Special from the Director of the Atwood Institute, Dr. Crystal deGregory
Long before his 33-year tenure as the ninth and longest-serving president in Kentucky State University’s history, Rufus Ballard Atwood was a decorated war hero.
While most of his cohorts were enjoying college life on the Fisk University campus, Rufus Atwood was volunteering for service in World War I. In obedience with the patriot zeitgeist of Fisk, and other black colleges including Howard University and Tuskegee Institute (now Tuskegee University), black male students took advantage of the newly-established training camp for black officers in Des Moines, Iowa.
With the knowledge that the army was the only branch of the armed forces which permitted blacks to serve in different units, Atwood enlisted on February 3, 1918. He and the other 41 young Fisk men who did so during February 1918, undoubtedly hoped that their patriotism would engender unbridled democracy at home and abroad. Sadly, the democratic ideal would prove unrealized, reducing Atwood and the army’s more than 350,000 African American WWI servicemen–including a limited number of black women who fought for Army Nurse Corps assignments–to service in segregated units that did not enjoy the same privileges or opportunities as whites.

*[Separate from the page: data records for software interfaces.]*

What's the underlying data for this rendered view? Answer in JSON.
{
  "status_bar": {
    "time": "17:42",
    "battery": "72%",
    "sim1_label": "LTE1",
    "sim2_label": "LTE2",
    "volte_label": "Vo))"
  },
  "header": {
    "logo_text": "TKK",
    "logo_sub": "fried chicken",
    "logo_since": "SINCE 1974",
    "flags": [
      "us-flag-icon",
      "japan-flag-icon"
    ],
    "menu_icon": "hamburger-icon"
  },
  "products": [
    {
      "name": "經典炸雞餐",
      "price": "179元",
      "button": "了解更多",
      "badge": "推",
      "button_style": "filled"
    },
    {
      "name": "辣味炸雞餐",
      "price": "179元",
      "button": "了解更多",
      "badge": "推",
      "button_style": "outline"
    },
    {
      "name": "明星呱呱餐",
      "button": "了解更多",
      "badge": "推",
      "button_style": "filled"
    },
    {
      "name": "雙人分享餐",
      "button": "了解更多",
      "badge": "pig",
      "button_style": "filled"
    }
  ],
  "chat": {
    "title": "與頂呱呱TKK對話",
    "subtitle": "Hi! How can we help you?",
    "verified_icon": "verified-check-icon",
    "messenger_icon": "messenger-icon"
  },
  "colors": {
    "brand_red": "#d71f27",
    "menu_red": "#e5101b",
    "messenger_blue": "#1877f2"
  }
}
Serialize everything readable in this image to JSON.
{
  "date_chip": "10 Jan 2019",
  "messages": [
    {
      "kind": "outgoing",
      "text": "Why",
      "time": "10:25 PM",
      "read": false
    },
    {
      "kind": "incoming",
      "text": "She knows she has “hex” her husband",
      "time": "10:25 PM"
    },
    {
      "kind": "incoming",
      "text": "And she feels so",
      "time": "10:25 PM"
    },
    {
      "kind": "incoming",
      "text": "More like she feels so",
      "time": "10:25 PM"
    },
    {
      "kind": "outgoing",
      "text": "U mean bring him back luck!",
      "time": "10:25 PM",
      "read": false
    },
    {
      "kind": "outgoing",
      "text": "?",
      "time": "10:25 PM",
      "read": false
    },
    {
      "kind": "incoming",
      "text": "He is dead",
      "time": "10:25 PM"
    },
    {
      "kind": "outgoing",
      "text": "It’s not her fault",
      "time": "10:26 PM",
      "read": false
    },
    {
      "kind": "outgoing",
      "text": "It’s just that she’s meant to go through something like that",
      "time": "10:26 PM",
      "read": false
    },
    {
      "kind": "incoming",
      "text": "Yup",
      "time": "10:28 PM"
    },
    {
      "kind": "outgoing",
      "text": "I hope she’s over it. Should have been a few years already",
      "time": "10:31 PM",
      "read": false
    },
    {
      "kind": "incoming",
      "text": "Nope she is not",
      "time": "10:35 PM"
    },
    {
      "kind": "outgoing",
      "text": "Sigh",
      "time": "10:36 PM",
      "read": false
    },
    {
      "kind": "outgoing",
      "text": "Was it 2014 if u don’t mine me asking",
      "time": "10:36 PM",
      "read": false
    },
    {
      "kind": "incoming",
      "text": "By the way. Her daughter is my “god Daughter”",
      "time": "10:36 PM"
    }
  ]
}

Still, the courage and valor of Atwood, as well as others like him was on full display on November 10, 1918. That day, the building which housed the switchboard of the 325th Field Signal Battalion, where he served as a member of the B Company was struck by enemy shellfire, and the battalion’s lines of communication were severed.
Under heavy shell fire, Atwood helped to reconstruct the switchboard and connect new lines. Despite the explosion of an ammunition dump, he remained dedicated to the task. And when two additional explosions destroyed the lines he had only just fixed, Atwood was left alone to single-handedly repair them again as well as to establish a new switchboard. Having successfully done so, he received a citation and was awarded a Bronze Star for his heroics.
– Crystal A. deGregory, Ph.D.